[Dataset items]
---

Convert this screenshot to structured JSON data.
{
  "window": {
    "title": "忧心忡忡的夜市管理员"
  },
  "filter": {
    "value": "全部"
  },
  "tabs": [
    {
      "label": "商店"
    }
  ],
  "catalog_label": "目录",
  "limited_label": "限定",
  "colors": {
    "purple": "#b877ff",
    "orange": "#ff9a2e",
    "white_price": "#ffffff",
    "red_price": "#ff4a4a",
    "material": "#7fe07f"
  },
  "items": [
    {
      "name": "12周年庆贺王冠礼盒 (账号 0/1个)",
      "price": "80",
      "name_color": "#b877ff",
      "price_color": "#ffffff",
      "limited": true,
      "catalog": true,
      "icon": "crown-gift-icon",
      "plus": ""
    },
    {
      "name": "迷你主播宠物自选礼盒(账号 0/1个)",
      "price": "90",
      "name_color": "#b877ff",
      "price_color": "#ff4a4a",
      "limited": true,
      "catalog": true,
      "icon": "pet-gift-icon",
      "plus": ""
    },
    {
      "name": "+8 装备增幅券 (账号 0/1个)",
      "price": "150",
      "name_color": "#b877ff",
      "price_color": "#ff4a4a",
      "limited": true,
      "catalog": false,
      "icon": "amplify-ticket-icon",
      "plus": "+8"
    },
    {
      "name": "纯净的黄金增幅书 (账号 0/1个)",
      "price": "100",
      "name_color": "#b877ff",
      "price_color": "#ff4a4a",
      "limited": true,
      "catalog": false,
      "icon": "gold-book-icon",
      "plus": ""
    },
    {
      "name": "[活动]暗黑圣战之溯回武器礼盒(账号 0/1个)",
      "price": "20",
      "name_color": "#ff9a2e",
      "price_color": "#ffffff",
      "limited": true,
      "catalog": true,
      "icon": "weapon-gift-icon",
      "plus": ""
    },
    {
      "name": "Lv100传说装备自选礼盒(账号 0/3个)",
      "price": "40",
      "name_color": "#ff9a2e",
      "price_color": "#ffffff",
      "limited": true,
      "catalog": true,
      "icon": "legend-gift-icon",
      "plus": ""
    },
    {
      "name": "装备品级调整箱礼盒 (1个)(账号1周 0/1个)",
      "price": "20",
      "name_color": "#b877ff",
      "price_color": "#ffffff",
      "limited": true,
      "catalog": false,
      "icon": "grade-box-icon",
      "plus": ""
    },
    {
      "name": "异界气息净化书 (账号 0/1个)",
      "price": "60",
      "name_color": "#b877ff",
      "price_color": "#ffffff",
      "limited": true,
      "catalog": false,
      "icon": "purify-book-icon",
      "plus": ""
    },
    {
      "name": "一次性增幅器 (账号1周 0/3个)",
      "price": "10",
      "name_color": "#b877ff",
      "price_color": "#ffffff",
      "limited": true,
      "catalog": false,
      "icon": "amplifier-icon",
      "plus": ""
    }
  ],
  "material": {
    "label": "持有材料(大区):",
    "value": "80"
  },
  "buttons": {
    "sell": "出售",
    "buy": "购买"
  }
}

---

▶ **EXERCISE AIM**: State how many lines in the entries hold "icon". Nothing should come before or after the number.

▶ **ANSWER TO THE PROBLEM**: 9